Identifying and detailing trends in securities class action filings and settlements is like any roller coaster ride worth its weight in thrills—we anticipate what might be right around the corner. Will it be a slow, steep climb up or are we headed into a blind loop-the-loop?
The Private Securities Litigation Reform Act of 1995 was implemented to stem frivolous securities fraud class actions brought under Section 10b and Rule 10b-5 of the Securities and Exchange Act of 1934. Since the Reform Act was enacted, a larger portion of filings have included allegations of accounting fraud and insider trading as well as, in recent years, objections to mergers and acquisitions. Post–Reform Act settlement dollars had been on the increase, particularly for settlements of “mega-cases,” but that trend has reversed. For the past four years, no securities class action settlement has exceeded $1 billion. Details on the latest trends in securities class action filings and settlements follow.
The median settlement amount for the 65 court-approved settlements decreased substantially in 2011 to $5.8 million, an almost 50 percent decline from the $11.3 million median in 2010, and represents the lowest median settlement amount in more than 10 years.

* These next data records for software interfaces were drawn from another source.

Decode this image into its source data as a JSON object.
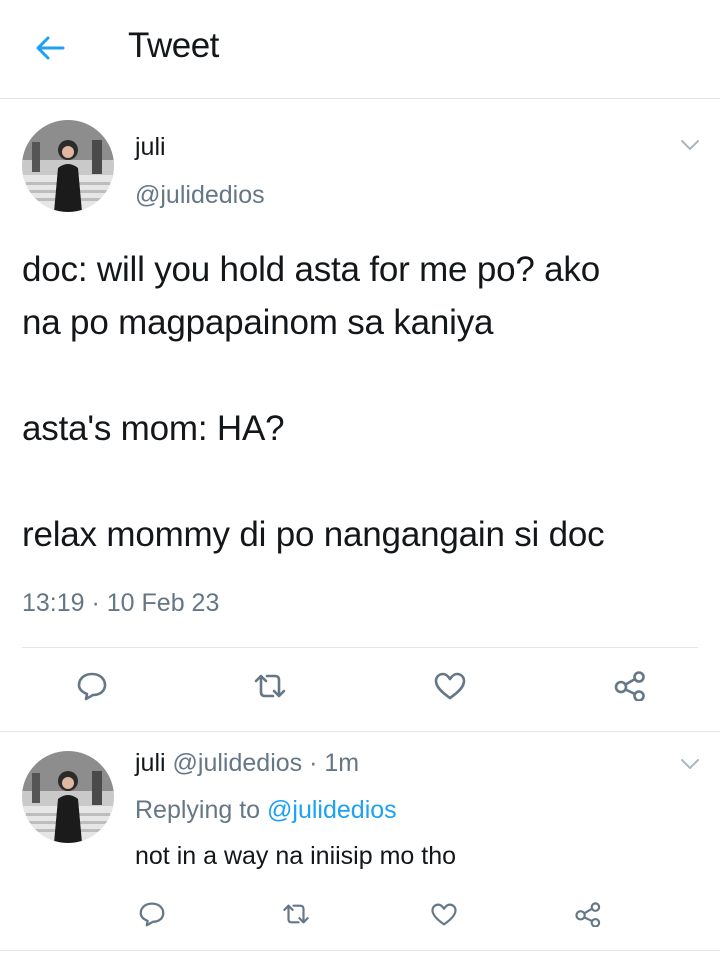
{
  "header": {
    "title": "Tweet",
    "back_icon": "arrow-left-icon",
    "accent": "#1da1f2"
  },
  "tweet": {
    "name": "juli",
    "handle": "@julidedios",
    "lines": [
      "doc: will you hold asta for me po? ako",
      "na po magpapainom sa kaniya",
      "",
      "asta's mom: HA?",
      "",
      "relax mommy di po nangangain si doc"
    ],
    "timestamp": "13:19 · 10 Feb 23",
    "actions": [
      "reply-icon",
      "retweet-icon",
      "like-icon",
      "share-icon"
    ]
  },
  "reply": {
    "name": "juli",
    "handle": "@julidedios",
    "time": "· 1m",
    "replying_prefix": "Replying to",
    "replying_to": "@julidedios",
    "text": "not in a way na iniisip mo tho",
    "actions": [
      "reply-icon",
      "retweet-icon",
      "like-icon",
      "share-icon"
    ]
  },
  "colors": {
    "text": "#14171a",
    "muted": "#657786",
    "icon": "#657786",
    "border": "#e1e8ed"
  }
}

While the decrease in the median settlement amount is surprising, there were several factors in 2011 that contributed to this decline. For example, accompanying Securities and Exchange Commission (SEC) actions tend to be associated with higher class action settlements, and while cases accompanied by corresponding SEC actions were down this year, the SEC has actually increased its level of enforcement activity in recent years. This suggests that all else equal, the number of class actions with corresponding SEC actions likely will increase.
For the second consecutive year, more than 60 percent of accounting case filings included allegations of internal control weaknesses. Only 17 percent of initial filings with these claims were accompanied by company announcements reporting the presence of internal control weaknesses over financial reporting. Accounting cases with internal control allegations that were accompanied by announcements of internal control weaknesses by the company tended to settle for higher amounts.